So great to know that some officials really do have the well being of the athlete at heart.
And there is still time for him to recharge his batteries and reconsider. 😉
Yep. Hoping that the experience hasn’t worn him down entirely.
An all too familiar, melancholy tune. Sigh.
I wish Njisane all the best at Rio and beyond, and thank him for his national service.
Nobody really knows the sacrifices that athletes make to represent at the highest level. Partying and liming literally gets put on hold. I think about Thema giving up her scholarship for nothing. I wish Njisane all the best after the Olympics. Hopefully he has a plan to further his studies and have a successful career after cycling. Who knows if an Olympic medal is on the cards he might change his mind about giving up cycling altogether. I’m not sure what is a lucrative career path for a retired world class cyclist…what sort of income can be gained from endorsements etc. Hopefully he has a good team to help him plan for this.
People who speak French see where the problem lay; it was nothing but a typo. Instead of a sOigneur (somebody to take care of him), the TTCF thought he wanted a sEigneur (somebody to boss him around). Once Njisane publicly corrected that spelling error, magic! Problem solved..
or ride for a country that respects his sport and his ability
Lasana Liburd, take a bow for making this a front burner issue and for equating the TTCF with the TTGF. If only for shame alone no one wants to be noted as their sport’s equivalent of the TTGF administration. Finally at least one athlete can truly focus on his sport alone.
Actually, Gene Samuel takes the credit for equating the TTCF with the TTGF. And interestingly, the TTCF president pointed out (without hearing Gene or being prompted) that they certainly were NOT the TTGF.
So it seems that the TTGF is now the unwritten standard bearer for poor sport governance and anti-athlete behaviour.
I am happy at least that his appeal was heard. Thema’s appeals to be reinstated at the test event were ignored by TTGF.
It it is still sad when an athlete considers retirement at that age though. I hope he just needs to recharge his batteries.
We have to acknowledge that certain sports in this small country don’t receive the financial support that they should given the talent pool at present. I know some choose to walk away because the candle ends up burning at both ends and costs more than the funeral.
(Meticulously mixed matching metaphors.)
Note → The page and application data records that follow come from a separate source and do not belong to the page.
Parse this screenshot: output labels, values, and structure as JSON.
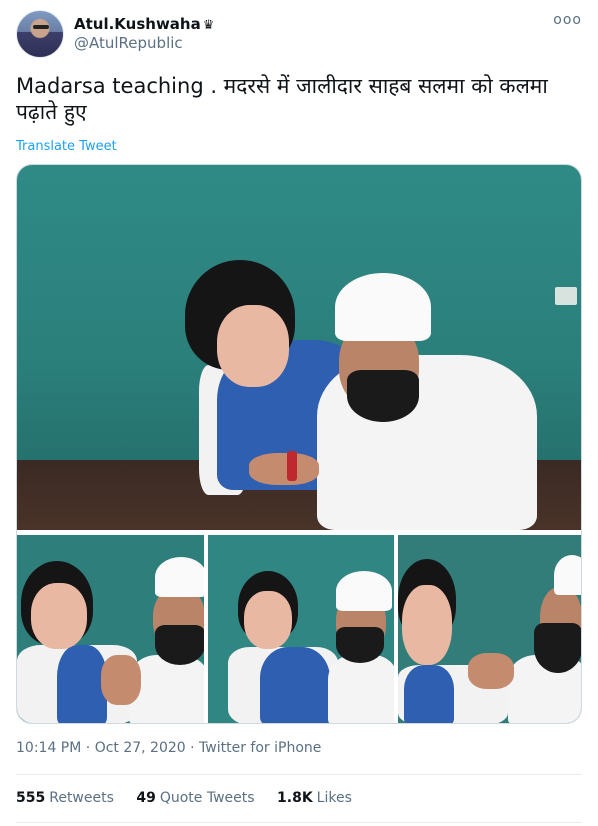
{
  "author": {
    "display_name": "Atul.Kushwaha",
    "badge_glyph": "♛",
    "handle": "@AtulRepublic",
    "avatar_icon": "avatar-photo"
  },
  "menu": {
    "more_glyph": "ooo"
  },
  "tweet": {
    "text": "Madarsa teaching . मदरसे में जालीदार साहब सलमा को कलमा पढ़ाते हुए",
    "translate_label": "Translate Tweet"
  },
  "media": {
    "photos": [
      "photo-1",
      "photo-2",
      "photo-3",
      "photo-4"
    ]
  },
  "meta": {
    "time": "10:14 PM",
    "separator": "·",
    "date": "Oct 27, 2020",
    "source": "Twitter for iPhone"
  },
  "stats": {
    "retweets_count": "555",
    "retweets_label": "Retweets",
    "quotes_count": "49",
    "quotes_label": "Quote Tweets",
    "likes_count": "1.8K",
    "likes_label": "Likes"
  },
  "colors": {
    "link": "#1da1f2",
    "secondary_text": "#5b7083",
    "divider": "#e6ecf0"
  }
}
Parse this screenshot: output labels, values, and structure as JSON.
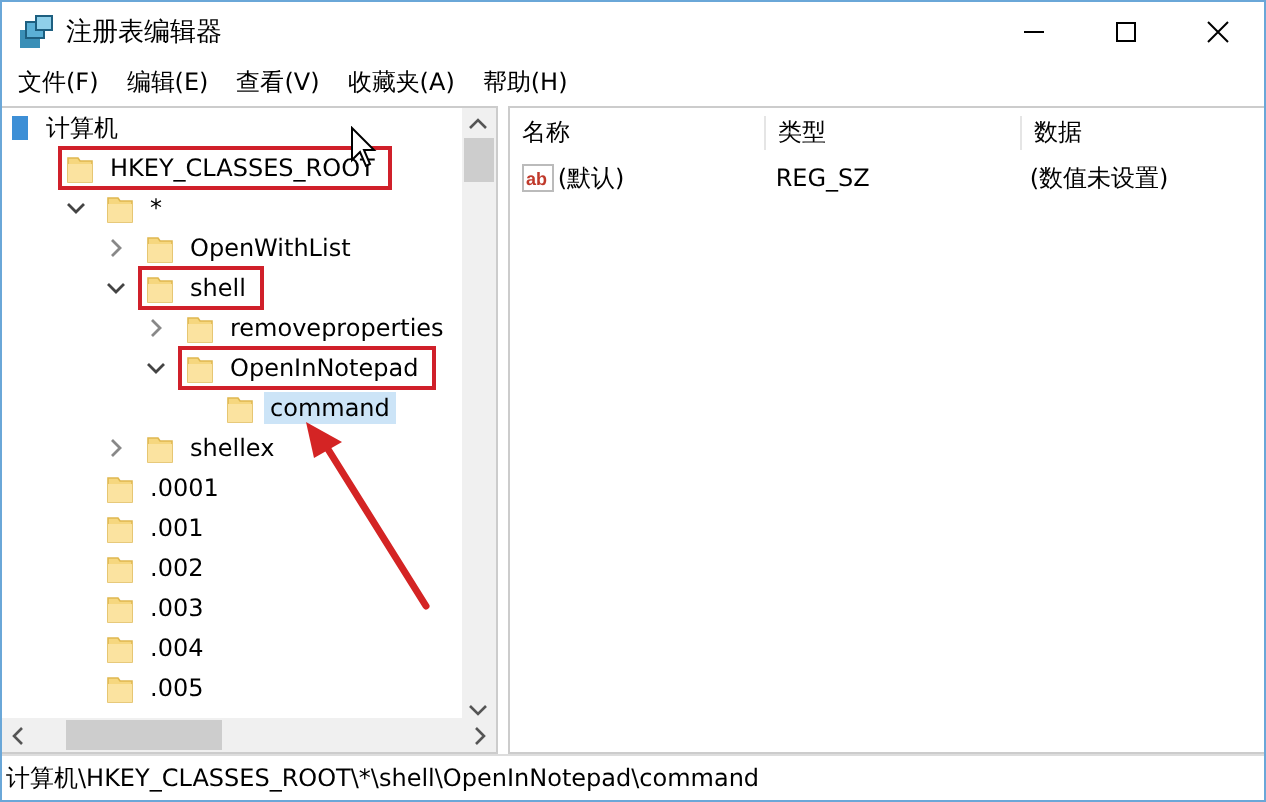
{
  "window": {
    "title": "注册表编辑器"
  },
  "menu": [
    "文件(F)",
    "编辑(E)",
    "查看(V)",
    "收藏夹(A)",
    "帮助(H)"
  ],
  "tree": {
    "label": "计算机",
    "kind": "computer",
    "selected": false,
    "boxed": false,
    "children": [
      {
        "label": "HKEY_CLASSES_ROOT",
        "kind": "folder",
        "selected": false,
        "boxed": true,
        "children": [
          {
            "label": "*",
            "kind": "folder",
            "expanded": true,
            "selected": false,
            "boxed": false,
            "children": [
              {
                "label": "OpenWithList",
                "kind": "folder",
                "expanded": false,
                "selected": false,
                "boxed": false
              },
              {
                "label": "shell",
                "kind": "folder",
                "expanded": true,
                "selected": false,
                "boxed": true,
                "children": [
                  {
                    "label": "removeproperties",
                    "kind": "folder",
                    "expanded": false,
                    "selected": false,
                    "boxed": false
                  },
                  {
                    "label": "OpenInNotepad",
                    "kind": "folder",
                    "expanded": true,
                    "selected": false,
                    "boxed": true,
                    "children": [
                      {
                        "label": "command",
                        "kind": "folder",
                        "selected": true,
                        "boxed": false
                      }
                    ]
                  }
                ]
              },
              {
                "label": "shellex",
                "kind": "folder",
                "expanded": false,
                "selected": false,
                "boxed": false
              }
            ]
          },
          {
            "label": ".0001",
            "kind": "folder",
            "selected": false,
            "boxed": false
          },
          {
            "label": ".001",
            "kind": "folder",
            "selected": false,
            "boxed": false
          },
          {
            "label": ".002",
            "kind": "folder",
            "selected": false,
            "boxed": false
          },
          {
            "label": ".003",
            "kind": "folder",
            "selected": false,
            "boxed": false
          },
          {
            "label": ".004",
            "kind": "folder",
            "selected": false,
            "boxed": false
          },
          {
            "label": ".005",
            "kind": "folder",
            "selected": false,
            "boxed": false
          }
        ]
      }
    ]
  },
  "list": {
    "columns": [
      "名称",
      "类型",
      "数据"
    ],
    "rows": [
      {
        "icon_label": "ab",
        "name": "(默认)",
        "type": "REG_SZ",
        "data": "(数值未设置)"
      }
    ]
  },
  "status_bar": "计算机\\HKEY_CLASSES_ROOT\\*\\shell\\OpenInNotepad\\command"
}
To be honest, when you add up match fees over the years, a decent footballer like Radanfah Abu Bakr will probably earn a lot more from representing his country than an Olympic medalist like say Marc Burns, who was among the top ten sprinters in the world.
Oh to have been a fly on the wall for that mediation… What a reversal.